What kind of mentor can students expect?
One that is really very present and very committed to mentoring over the long haul. I see a PhD as a trajectory, and one that has to be scaffolded and demystified. I both think some of these systems are really important, and that they are not obvious and shouldn’t be taken for granted — what it means to read, write or engage in this way. When we can make those norms visible, we can think about what we want to change about them and how we may want to integrate them with the other communities of practice we are a part of. I want to hear from students about what their experiences are and their learning in the world, and be a mentor who is committed to demystifying the process so that we can find a way in.
What are your self-care tips? How do you stay grounded and focused on what matters to you?

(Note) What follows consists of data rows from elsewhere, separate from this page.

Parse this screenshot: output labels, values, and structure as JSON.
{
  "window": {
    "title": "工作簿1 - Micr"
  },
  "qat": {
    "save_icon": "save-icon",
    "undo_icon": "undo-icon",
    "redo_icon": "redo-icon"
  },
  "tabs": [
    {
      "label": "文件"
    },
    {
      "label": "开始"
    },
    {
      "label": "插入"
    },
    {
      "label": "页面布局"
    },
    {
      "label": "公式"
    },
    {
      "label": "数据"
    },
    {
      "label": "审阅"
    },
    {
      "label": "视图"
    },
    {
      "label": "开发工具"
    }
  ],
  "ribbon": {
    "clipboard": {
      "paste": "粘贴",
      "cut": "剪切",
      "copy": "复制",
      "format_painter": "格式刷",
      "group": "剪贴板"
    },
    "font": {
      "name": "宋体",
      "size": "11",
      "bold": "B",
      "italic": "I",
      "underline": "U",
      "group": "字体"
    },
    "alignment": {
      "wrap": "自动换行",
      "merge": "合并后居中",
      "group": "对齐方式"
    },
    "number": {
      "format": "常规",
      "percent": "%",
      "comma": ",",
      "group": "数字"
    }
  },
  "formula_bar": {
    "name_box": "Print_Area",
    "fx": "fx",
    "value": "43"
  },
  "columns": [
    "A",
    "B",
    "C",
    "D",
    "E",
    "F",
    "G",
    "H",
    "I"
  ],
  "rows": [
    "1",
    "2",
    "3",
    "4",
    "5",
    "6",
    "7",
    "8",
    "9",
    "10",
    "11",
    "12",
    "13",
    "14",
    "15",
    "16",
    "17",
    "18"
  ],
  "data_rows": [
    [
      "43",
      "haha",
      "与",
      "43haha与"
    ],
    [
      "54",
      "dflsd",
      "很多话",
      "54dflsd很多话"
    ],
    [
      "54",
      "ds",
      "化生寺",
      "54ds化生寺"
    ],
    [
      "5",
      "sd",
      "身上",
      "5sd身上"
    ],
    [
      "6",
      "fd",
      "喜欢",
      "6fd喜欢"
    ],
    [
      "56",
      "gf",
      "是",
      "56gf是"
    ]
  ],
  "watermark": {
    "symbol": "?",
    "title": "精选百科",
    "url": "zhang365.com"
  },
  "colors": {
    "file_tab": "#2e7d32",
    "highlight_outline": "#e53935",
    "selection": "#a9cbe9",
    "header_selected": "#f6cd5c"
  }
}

Part of self care is remaining connected, is listening in to different voices, and sharing the things we’re thinking about with people we care for (and who care for us) both inside and outside of “the academy.” For example, my young daughter’s marveling at the mundane, or my abuela’s adages, keep me grounded and remind me of the multiple truths spoken in different registers that co-exist for me. These keep me humble and open-minded/hearted and they shed light on my work, filling me with a sense of purpose (which prompts me to care for myself beyond meeting deadlines, etc.) I would also say finding ways to build community. For students, that’s finding not only mentorship from faculty and people they admire, but also among their peers. You all do that so beautifully in Urban Ed. That also means staying connected to the communities we come from and the reasons why we came. In a way, that can be dizzying because then you have lots of interlocutors, but it is our imperative to always bounce our ideas off of the folks and communities we care about, and we hope to stay part of after the program, keeping those connections alive. In recent years, another part of self-care for me has been finding outlets like running, yoga, and dance. To the extent that students can do that they can feel grounded in different ways.